### About this task
Taking the records line by line, how many lines contain the word "title"? Answer with the number only.

### Data about app and page elements
╭──

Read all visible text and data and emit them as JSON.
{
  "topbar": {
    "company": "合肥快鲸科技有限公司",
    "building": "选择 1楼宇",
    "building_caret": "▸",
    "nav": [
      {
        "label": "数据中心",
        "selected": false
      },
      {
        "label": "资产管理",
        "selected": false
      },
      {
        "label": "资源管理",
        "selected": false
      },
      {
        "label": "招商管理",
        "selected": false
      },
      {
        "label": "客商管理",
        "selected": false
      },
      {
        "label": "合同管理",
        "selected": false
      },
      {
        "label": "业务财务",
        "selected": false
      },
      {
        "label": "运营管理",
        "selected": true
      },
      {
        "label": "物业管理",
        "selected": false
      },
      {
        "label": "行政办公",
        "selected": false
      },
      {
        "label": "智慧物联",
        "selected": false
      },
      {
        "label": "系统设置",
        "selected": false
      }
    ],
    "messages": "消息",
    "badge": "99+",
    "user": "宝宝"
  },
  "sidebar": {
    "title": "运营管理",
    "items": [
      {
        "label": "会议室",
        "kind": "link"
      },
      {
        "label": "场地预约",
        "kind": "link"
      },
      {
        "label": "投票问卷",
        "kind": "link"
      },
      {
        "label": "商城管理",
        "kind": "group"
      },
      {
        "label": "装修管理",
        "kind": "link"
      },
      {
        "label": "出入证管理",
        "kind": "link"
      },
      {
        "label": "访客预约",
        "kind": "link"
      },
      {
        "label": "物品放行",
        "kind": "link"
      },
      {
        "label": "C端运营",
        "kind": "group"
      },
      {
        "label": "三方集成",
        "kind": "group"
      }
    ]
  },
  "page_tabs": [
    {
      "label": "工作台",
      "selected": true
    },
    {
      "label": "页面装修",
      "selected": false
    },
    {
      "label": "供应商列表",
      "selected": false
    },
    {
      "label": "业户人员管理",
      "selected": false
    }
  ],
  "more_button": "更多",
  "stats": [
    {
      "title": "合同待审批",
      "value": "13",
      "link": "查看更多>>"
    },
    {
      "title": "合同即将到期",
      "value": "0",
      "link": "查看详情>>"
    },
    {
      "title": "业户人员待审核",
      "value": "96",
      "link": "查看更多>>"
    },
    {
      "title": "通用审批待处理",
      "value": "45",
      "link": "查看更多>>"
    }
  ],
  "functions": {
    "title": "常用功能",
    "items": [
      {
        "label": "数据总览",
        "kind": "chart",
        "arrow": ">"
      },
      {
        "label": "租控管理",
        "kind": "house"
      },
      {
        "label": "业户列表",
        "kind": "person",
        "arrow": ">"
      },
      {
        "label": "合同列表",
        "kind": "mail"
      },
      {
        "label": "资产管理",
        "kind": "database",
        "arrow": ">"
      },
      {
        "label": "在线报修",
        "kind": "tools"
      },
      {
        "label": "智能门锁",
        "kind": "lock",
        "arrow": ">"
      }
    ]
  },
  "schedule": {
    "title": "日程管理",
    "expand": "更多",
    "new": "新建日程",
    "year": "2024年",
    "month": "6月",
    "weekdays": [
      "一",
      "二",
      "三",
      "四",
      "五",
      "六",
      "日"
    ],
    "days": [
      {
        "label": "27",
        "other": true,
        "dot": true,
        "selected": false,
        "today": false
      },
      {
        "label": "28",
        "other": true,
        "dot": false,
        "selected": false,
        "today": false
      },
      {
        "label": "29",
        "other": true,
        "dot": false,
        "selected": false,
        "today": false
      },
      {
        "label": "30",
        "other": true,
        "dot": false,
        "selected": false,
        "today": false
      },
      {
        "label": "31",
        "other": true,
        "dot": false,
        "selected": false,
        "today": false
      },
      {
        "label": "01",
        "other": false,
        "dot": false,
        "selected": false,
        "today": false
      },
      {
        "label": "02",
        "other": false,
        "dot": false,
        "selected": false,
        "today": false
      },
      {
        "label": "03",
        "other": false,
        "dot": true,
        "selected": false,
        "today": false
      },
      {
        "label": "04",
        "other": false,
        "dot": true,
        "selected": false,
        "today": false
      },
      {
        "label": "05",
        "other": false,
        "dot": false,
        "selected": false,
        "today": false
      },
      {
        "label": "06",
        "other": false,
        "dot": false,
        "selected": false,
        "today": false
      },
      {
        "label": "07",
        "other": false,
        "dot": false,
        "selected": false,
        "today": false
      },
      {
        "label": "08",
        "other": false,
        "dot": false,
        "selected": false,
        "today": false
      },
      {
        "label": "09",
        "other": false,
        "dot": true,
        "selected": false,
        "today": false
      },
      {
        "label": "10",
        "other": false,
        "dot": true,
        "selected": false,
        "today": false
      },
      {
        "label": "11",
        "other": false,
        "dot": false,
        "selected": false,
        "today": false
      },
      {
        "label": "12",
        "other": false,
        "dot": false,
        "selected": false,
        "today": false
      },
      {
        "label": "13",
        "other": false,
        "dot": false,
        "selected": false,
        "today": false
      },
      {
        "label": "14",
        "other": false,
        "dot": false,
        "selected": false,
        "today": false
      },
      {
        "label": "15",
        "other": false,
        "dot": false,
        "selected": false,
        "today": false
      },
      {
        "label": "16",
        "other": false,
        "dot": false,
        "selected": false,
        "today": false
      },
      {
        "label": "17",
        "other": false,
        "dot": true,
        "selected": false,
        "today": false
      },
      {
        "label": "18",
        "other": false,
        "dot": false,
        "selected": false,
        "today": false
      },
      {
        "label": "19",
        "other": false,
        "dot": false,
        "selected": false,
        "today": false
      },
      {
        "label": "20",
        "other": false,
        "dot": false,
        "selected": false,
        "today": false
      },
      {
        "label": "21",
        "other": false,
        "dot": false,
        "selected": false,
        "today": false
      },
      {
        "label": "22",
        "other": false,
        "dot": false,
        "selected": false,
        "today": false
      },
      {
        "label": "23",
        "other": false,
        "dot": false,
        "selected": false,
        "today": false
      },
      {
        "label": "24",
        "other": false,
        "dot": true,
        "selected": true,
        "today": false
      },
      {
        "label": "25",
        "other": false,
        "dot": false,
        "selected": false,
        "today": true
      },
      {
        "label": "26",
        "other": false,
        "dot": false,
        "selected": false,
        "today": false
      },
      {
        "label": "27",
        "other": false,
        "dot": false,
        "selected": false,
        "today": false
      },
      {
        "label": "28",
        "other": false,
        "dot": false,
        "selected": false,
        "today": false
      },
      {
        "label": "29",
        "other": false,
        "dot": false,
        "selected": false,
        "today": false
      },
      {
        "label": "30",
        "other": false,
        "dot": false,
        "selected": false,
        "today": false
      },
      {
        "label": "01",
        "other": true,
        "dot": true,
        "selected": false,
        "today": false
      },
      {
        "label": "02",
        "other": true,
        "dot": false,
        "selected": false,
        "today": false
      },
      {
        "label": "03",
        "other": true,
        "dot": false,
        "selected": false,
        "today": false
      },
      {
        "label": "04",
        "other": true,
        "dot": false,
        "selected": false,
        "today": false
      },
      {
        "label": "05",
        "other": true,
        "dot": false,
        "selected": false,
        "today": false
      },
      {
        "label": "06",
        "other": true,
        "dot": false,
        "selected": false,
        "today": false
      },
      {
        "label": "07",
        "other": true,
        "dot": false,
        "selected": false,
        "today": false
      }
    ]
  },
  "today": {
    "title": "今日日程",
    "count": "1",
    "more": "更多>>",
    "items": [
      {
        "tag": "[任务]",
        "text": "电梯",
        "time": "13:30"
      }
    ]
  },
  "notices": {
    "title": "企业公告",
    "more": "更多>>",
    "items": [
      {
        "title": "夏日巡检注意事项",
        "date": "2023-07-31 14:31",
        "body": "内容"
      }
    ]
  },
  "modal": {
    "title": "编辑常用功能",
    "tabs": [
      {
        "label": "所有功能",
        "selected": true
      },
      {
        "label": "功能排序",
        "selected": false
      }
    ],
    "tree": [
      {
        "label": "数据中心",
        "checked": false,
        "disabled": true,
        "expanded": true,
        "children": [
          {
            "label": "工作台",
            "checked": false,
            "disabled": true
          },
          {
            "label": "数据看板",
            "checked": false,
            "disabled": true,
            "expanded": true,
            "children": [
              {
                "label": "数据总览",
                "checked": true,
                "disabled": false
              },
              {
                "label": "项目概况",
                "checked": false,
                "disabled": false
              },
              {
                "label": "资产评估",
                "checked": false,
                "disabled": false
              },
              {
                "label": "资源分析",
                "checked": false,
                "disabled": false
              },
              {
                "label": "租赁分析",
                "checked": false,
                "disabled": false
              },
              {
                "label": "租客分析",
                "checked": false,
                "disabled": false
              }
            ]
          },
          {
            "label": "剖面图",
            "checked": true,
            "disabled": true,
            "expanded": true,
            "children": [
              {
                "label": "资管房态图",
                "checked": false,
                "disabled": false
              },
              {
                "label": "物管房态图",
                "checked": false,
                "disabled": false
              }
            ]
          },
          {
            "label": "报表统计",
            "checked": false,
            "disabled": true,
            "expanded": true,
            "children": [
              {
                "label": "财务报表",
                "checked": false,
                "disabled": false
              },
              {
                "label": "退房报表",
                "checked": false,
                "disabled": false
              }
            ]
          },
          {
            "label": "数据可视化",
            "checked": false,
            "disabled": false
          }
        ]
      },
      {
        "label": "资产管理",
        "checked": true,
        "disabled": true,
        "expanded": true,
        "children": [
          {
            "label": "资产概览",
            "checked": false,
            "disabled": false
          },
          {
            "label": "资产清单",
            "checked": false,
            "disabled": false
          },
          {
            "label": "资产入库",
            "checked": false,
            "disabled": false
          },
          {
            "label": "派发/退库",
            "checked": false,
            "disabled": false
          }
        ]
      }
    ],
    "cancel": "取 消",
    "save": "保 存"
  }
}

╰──

### Expected answer
11